Surely this won’t do. It is a rhetorical solution to a logical problem; the talk about agonizing decisions has been too cheapened of late to be serviceable in such a context. The thought that rulers may properly opt for the utilitarian side of the dilemma because “that is what they are there for” is obscure to me; in just that sense what they are there for is to drop nuclear bombs or defoliate the forests of Vietnam.

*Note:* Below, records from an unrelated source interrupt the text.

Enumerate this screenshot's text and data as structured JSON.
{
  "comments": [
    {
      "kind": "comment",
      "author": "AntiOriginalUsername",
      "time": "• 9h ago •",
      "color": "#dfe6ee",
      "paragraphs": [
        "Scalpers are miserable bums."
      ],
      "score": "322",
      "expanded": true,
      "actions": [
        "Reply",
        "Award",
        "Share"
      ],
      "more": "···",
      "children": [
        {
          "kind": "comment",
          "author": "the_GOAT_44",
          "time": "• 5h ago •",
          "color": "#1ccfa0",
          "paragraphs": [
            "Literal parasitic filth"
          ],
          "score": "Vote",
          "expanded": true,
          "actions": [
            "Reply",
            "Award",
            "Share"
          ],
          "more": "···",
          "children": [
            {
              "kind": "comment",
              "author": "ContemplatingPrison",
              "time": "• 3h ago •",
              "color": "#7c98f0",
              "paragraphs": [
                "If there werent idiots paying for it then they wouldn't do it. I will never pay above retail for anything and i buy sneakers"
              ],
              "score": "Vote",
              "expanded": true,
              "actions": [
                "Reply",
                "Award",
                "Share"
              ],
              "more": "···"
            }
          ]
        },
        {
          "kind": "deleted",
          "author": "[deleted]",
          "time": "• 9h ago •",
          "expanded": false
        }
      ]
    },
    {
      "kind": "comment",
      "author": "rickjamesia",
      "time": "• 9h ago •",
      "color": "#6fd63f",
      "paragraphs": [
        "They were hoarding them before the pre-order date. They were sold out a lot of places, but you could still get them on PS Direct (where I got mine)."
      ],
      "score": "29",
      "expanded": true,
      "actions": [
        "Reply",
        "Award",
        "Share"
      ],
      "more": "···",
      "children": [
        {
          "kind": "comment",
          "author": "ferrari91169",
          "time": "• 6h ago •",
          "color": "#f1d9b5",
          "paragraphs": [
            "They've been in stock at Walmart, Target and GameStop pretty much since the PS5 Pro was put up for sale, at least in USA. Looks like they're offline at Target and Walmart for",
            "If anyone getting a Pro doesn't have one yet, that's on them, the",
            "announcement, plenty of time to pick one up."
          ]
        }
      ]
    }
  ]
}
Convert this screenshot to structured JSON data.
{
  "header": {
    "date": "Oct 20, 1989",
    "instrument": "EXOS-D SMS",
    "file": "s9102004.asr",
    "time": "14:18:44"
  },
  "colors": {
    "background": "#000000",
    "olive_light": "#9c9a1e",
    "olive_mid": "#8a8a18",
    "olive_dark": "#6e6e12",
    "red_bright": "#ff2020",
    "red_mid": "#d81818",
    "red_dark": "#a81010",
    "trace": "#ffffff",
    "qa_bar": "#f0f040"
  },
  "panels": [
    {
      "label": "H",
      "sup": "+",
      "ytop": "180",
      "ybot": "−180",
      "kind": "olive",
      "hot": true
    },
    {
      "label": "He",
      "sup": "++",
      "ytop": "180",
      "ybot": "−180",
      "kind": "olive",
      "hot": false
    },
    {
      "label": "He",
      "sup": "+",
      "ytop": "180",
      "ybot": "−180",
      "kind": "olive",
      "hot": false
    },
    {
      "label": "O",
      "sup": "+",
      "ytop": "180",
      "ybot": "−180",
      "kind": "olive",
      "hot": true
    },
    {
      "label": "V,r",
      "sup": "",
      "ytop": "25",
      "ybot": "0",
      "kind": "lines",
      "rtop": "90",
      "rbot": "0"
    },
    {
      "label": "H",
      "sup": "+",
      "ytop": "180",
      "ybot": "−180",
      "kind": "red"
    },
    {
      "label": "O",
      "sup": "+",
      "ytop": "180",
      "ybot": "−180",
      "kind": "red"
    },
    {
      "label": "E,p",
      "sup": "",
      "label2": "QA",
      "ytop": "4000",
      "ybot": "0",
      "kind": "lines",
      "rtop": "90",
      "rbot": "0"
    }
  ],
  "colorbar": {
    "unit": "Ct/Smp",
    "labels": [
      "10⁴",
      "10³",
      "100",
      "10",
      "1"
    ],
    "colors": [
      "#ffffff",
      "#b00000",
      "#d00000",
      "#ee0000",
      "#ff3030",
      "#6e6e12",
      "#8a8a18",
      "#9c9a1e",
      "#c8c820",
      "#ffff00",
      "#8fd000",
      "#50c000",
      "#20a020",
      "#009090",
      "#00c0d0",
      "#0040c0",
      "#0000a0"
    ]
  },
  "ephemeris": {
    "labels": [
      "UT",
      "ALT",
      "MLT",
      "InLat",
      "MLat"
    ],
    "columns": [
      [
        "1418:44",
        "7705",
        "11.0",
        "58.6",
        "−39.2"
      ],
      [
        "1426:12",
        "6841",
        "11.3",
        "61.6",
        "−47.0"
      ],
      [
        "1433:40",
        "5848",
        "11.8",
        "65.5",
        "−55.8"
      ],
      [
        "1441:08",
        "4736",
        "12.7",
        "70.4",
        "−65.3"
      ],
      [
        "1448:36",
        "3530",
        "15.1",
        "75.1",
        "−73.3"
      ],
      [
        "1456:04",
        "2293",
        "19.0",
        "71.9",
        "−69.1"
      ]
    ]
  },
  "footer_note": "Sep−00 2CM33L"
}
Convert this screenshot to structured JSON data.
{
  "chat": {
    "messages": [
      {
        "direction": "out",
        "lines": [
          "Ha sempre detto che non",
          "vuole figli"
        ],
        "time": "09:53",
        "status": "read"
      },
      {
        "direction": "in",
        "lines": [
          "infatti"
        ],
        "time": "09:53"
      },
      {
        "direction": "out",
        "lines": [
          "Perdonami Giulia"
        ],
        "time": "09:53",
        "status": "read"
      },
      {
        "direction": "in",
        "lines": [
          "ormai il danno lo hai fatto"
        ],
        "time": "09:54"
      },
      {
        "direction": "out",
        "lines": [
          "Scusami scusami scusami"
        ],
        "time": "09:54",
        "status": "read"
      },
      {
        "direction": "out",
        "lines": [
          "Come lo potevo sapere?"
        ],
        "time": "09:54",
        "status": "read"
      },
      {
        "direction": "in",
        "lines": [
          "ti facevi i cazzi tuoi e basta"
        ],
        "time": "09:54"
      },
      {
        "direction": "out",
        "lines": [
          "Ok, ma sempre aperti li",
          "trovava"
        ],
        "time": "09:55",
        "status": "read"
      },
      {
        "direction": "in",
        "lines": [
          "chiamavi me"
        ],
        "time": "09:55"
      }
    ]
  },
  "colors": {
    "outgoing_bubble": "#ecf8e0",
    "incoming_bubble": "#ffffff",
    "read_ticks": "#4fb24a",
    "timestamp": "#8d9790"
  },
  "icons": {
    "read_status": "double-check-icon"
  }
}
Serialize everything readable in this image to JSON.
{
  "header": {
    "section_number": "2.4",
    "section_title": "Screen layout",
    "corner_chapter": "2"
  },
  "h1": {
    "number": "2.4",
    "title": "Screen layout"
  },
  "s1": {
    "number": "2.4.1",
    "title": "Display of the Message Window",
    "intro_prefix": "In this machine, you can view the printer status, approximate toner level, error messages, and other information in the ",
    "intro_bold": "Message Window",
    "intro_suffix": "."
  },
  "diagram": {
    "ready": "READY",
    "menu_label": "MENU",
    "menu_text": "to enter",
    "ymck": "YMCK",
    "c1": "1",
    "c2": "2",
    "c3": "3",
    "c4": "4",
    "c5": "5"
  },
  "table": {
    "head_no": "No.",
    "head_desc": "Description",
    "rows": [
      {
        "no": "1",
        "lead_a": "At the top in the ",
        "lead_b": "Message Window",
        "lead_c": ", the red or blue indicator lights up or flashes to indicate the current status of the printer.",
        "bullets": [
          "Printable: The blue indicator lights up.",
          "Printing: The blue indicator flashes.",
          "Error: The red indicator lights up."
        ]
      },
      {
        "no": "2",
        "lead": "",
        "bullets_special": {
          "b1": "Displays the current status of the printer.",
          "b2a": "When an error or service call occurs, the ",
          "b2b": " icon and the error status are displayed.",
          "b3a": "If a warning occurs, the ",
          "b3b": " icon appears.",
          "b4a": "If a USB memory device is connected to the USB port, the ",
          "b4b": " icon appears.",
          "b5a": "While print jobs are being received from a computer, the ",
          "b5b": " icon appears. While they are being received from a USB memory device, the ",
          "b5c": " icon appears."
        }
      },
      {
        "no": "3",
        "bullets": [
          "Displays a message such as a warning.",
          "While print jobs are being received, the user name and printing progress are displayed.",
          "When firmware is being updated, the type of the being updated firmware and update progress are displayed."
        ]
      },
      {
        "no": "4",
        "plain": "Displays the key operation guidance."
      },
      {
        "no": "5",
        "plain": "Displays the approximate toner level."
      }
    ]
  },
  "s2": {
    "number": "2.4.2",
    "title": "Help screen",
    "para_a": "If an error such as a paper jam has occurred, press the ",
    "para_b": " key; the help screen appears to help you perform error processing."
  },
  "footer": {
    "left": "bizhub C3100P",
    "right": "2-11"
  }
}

Earlier in his book Walzer argues against the style of argument he here uses, showing with great force the weakness of all those commentators on American policy who attack “moralizing” and commend “realism” and modest aspirations. Such commentators were influenced by the late Reinhold Niebuhr, who was a great practitioner of the kind of rhetoric Walzer here falls into. But I discern behind such arguments a greater ghost than that of Niebuhr: that of Max Weber. For Weber the essence of political leadership in dark times is a willingness on the part of the leader to imperil his salvation for the sake of the collectivity: “it is with reference to such situations that Machiavelli in a beautiful passage…of the History of Florence has one of his heroes praise those citizens who deemed the greatness of their native city higher than the salvation of their souls.”2 Antinomians in a good cause, Promethean figures bearing the wrath of the outraged gods for the sake of humanity, Byronic heroes, almost, savoring their tragic destinies: such, I fear, are our patterns of imitation if we invoke, in the hard cases, the utilitarianism of extremity. But this would be (keeping to the case of the war with the Nazis) to present Hitler with a posthumous victory. The hubristic picture of leaders who at nodal points in world history transcend the moral constraints of ordinary men and sin greatly for the sake of the collective—this is the romanticism, full of bad pathos, theatrical, self-pitying, out of which National Socialism came.
My interest in those matters on which Walzer writes in such a way as to provoke further discussion may have concealed the fact that I find Just and Unjust Wars a magnificent book, an honor to its writer and to the milieu out of which it comes, a book that makes for a return of civilized discussion of the question of the morality of warfare. It is a plea that we should look at history, rehearse and examine the moral principles on which there seems to be a consensus as reflected in traditional practice and in the corpus of international law, and not be afraid of inferences. He says of those who argue for terrorism as the only weapon that can liberate the oppressed that they “have lost their grip on the historical past; they suffer from a malign forgetfulness, erasing all moral distinctions along with the men and women who painfully worked them out.” His book is a powerful remedy for the malign forgetfulness from which we suffer. What he writes on the moral problems of guerrilla warfare and on the balance of nuclear terror, to mention two questions I have not had the space to discuss, requires the thoughtful attention of all those (and this means all of us) who have special responsibilities in this field. Of course, if soldiers, politicians, and public officials were to read and note what he has to say, this would be the best response Walzer could hope for.
December 8, 1977